Cassini ‘dies’ on Saturn
US space agency Nasa received the final signal from its Cassini spacecraft, which ended a groundbreaking 13-year Saturn mission yesterday with a meteor-like plunge into the planet’s atmosphere, transmitting data until the final moment.
Cassini, the first spacecraft to orbit Saturn, ended its mission around 7.54 am (11.54am GMT), shortly after it lost contact with Earth as it entered the gas giant’s crushing atmosphere at about 113 000km/h, the National Aeronautics and Space Administration (Nasa) said.
“Our spacecraft has entered Saturn’s atmosphere, and we have received its final transmission,” Nasa said on Twitter, via its official @CassiniSaturn profile.
The end of Cassini’s odyssey, which began with its launch in 1997 and a seven-year journey to the ringed planet, was met with applause, hugs and tears, pictured, from Nasa officials after its final transmission was received, according to video footage on the space agency’s website.
Cassini’s final transmissions are expected to include data from the atmosphere’s upper fringe about 1 915km above Saturn’s cloud tops. The data took 86 minutes to reach Nasa antennas in Canberra, Australia.
“Not only do we have an environment that just is overwhelming with an abundance of scientific mysteries and puzzles, but we’ve had a spacecraft that’s been able to exploit it,” Earl Maize, Cassini project manager at Nasa’s Jet Propulsion Laboratory in Pasadena, California, said.
Cassini’s dive ended a mission that gave scientists a ringside seat to the sixth planet from the Sun. Discoveries included seasonal changes on Saturn, a hexagon-shaped pattern on the north pole and the moon Titan’s resemblance to a primordial Earth.

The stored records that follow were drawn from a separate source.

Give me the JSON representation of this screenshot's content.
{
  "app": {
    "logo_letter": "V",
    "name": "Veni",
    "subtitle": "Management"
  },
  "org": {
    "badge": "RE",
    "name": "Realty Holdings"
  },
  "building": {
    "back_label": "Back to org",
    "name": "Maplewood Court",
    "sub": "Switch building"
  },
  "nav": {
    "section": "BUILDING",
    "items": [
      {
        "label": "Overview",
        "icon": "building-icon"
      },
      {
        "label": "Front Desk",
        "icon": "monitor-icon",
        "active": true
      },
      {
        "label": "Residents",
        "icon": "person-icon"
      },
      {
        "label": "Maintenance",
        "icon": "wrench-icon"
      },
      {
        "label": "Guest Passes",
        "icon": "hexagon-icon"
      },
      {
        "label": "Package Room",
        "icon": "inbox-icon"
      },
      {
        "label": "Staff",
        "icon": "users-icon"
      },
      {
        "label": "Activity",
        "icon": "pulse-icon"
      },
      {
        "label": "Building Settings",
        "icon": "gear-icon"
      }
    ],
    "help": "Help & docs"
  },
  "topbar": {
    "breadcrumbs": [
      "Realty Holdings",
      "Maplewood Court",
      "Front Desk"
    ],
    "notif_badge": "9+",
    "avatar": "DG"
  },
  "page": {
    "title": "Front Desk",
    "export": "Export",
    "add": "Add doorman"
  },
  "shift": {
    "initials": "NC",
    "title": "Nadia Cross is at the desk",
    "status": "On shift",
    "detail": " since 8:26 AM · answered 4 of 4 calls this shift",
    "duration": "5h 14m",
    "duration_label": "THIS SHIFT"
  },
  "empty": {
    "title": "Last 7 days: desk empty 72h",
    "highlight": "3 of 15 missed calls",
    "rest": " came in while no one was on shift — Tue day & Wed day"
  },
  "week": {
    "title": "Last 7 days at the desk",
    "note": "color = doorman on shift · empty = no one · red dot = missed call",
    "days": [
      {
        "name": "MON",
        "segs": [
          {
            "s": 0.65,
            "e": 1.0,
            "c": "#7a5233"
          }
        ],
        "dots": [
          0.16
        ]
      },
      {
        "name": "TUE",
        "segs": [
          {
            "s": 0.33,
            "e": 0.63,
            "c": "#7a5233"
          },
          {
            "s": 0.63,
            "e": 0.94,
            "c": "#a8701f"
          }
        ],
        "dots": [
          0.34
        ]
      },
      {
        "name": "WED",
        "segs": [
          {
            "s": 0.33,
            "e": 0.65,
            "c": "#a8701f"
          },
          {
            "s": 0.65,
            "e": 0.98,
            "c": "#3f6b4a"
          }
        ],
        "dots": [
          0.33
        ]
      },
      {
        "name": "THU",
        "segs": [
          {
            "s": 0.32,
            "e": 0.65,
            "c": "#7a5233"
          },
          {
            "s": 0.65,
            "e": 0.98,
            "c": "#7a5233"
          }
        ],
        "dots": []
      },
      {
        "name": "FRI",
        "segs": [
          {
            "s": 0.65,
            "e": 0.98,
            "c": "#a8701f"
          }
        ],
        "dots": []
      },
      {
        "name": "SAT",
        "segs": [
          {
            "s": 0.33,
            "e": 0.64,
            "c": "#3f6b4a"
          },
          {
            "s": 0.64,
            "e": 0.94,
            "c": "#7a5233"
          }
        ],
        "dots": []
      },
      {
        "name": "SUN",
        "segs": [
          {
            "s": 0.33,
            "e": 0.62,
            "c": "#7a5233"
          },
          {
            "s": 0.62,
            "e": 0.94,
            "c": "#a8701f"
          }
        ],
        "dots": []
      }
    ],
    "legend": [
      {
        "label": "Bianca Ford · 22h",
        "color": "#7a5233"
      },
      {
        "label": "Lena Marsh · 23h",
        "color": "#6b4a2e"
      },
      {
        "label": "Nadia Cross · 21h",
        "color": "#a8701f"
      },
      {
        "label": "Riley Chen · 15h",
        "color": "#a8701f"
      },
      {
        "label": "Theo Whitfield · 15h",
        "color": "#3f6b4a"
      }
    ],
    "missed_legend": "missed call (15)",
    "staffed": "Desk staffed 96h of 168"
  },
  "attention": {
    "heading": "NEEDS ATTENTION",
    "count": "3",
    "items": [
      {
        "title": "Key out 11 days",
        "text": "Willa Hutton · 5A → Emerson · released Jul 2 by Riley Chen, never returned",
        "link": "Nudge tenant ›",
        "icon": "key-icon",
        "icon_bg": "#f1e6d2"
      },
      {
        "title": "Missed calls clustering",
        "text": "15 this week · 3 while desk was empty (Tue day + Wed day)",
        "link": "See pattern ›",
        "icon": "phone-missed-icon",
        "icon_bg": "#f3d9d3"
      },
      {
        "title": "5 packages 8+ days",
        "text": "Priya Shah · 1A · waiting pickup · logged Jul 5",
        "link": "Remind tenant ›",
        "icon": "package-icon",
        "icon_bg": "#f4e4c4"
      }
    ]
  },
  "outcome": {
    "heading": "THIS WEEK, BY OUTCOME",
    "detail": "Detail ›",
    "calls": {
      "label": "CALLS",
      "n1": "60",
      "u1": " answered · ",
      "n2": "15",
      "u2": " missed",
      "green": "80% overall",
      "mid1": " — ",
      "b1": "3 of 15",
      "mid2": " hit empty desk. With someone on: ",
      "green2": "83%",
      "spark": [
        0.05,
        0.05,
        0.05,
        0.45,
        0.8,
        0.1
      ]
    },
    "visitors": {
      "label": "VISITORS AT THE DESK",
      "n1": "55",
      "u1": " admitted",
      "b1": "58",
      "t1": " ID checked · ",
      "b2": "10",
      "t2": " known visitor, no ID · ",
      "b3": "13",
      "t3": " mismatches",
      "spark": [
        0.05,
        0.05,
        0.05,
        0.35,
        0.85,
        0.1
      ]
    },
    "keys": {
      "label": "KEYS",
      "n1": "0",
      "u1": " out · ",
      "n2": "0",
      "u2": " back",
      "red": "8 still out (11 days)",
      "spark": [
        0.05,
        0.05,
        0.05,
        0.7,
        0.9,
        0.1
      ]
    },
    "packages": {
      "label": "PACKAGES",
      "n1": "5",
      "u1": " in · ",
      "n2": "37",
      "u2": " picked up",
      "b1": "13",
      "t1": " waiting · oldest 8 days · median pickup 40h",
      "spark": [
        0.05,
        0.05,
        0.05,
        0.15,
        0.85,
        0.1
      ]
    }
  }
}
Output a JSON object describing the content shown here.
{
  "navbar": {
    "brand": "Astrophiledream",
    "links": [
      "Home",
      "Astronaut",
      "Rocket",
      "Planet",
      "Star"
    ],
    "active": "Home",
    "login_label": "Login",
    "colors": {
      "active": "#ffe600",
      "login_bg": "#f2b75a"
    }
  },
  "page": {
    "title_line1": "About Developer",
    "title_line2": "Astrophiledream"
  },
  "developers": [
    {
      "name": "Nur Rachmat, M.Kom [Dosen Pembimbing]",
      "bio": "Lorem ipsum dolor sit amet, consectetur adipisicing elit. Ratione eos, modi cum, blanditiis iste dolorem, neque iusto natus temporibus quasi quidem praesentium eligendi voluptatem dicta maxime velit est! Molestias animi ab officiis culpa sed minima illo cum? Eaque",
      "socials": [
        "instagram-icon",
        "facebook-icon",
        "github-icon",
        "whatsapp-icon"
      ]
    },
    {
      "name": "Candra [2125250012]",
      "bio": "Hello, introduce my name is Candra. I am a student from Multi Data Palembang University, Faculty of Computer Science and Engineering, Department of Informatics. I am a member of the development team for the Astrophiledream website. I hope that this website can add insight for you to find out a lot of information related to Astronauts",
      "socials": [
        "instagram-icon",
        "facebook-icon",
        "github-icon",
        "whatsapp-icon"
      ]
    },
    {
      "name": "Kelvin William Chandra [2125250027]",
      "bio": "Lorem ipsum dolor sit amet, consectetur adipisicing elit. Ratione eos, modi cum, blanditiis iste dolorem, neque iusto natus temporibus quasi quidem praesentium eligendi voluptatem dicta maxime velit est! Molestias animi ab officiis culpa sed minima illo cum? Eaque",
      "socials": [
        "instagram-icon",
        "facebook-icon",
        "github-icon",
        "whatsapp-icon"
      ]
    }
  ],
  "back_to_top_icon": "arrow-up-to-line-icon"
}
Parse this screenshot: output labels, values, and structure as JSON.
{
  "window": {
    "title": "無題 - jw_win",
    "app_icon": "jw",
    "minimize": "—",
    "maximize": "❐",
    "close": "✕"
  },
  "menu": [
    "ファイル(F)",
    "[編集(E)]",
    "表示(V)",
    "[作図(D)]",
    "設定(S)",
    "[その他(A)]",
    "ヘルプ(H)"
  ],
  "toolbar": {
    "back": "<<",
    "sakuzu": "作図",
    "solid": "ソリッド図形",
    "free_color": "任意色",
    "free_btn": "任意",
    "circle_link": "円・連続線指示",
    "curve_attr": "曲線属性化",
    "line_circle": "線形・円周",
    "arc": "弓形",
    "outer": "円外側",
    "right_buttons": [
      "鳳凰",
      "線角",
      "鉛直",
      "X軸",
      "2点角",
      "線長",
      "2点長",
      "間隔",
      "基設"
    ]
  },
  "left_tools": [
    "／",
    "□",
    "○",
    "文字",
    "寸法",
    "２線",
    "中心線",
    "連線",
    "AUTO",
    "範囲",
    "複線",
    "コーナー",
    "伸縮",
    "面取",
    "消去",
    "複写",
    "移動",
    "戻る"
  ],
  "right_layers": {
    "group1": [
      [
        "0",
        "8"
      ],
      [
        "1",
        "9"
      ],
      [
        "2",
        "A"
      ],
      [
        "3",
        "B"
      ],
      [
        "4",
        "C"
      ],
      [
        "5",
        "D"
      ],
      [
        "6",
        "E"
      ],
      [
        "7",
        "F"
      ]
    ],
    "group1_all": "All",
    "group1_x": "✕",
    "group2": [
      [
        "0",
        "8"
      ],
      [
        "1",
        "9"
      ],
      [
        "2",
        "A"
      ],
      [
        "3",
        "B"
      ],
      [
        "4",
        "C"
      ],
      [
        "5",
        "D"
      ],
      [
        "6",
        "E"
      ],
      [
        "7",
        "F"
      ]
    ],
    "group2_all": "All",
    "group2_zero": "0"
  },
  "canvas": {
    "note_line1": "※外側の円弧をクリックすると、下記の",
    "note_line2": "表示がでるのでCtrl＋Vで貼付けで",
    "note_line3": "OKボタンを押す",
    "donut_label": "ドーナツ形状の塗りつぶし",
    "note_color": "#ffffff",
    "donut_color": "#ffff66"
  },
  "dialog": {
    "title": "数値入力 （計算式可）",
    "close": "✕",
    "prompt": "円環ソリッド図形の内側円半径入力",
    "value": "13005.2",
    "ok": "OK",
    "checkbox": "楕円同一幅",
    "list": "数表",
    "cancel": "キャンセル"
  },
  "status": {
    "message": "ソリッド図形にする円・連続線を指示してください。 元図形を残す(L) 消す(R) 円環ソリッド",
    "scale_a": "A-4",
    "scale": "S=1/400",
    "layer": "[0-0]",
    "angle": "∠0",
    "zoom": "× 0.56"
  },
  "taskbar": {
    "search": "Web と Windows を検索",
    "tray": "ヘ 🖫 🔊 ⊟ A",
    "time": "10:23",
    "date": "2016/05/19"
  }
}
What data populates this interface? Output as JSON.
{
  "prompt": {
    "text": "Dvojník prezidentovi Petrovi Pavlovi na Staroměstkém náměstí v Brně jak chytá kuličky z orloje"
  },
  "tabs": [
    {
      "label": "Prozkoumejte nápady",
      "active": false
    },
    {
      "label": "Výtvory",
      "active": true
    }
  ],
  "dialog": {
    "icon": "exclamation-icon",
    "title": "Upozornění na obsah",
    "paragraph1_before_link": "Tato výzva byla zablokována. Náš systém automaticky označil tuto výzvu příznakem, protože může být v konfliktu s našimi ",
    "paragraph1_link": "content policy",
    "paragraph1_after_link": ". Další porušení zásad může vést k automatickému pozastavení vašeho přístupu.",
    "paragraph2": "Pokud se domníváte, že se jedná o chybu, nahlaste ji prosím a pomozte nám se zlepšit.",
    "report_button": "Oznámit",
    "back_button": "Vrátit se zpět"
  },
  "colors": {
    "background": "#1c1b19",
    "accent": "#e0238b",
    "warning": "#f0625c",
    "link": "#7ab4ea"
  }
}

Cassini also found a global ocean on the moon Enceladus, with ice plumes spouting from its surface. Enceladus has become a promising lead in the search for places where life could exist outside Earth. – Reuters